**Description of the task**
Copy out the listing beneath, missing nothing.
[Start of section]
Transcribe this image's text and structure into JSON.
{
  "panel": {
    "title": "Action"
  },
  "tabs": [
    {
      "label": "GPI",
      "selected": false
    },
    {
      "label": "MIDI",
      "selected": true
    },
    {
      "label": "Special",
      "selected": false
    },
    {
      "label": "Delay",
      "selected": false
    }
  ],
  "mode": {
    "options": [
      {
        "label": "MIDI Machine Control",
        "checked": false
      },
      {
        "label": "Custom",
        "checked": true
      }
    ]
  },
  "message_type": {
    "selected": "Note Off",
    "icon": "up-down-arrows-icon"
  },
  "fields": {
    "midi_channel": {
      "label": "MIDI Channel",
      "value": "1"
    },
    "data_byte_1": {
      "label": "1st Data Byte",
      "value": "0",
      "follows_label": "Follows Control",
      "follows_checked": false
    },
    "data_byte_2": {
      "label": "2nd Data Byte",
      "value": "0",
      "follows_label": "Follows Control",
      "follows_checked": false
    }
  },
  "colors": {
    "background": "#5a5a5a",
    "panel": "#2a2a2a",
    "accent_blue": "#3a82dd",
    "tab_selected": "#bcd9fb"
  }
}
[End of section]
**Result of this task**
Transcribe this image's text and structure into JSON.
{
  "panel": {
    "title": "Action"
  },
  "tabs": [
    {
      "label": "GPI",
      "selected": false
    },
    {
      "label": "MIDI",
      "selected": true
    },
    {
      "label": "Special",
      "selected": false
    },
    {
      "label": "Delay",
      "selected": false
    }
  ],
  "mode": {
    "options": [
      {
        "label": "MIDI Machine Control",
        "checked": false
      },
      {
        "label": "Custom",
        "checked": true
      }
    ]
  },
  "message_type": {
    "selected": "Note Off",
    "icon": "up-down-arrows-icon"
  },
  "fields": {
    "midi_channel": {
      "label": "MIDI Channel",
      "value": "1"
    },
    "data_byte_1": {
      "label": "1st Data Byte",
      "value": "0",
      "follows_label": "Follows Control",
      "follows_checked": false
    },
    "data_byte_2": {
      "label": "2nd Data Byte",
      "value": "0",
      "follows_label": "Follows Control",
      "follows_checked": false
    }
  },
  "colors": {
    "background": "#5a5a5a",
    "panel": "#2a2a2a",
    "accent_blue": "#3a82dd",
    "tab_selected": "#bcd9fb"
  }
}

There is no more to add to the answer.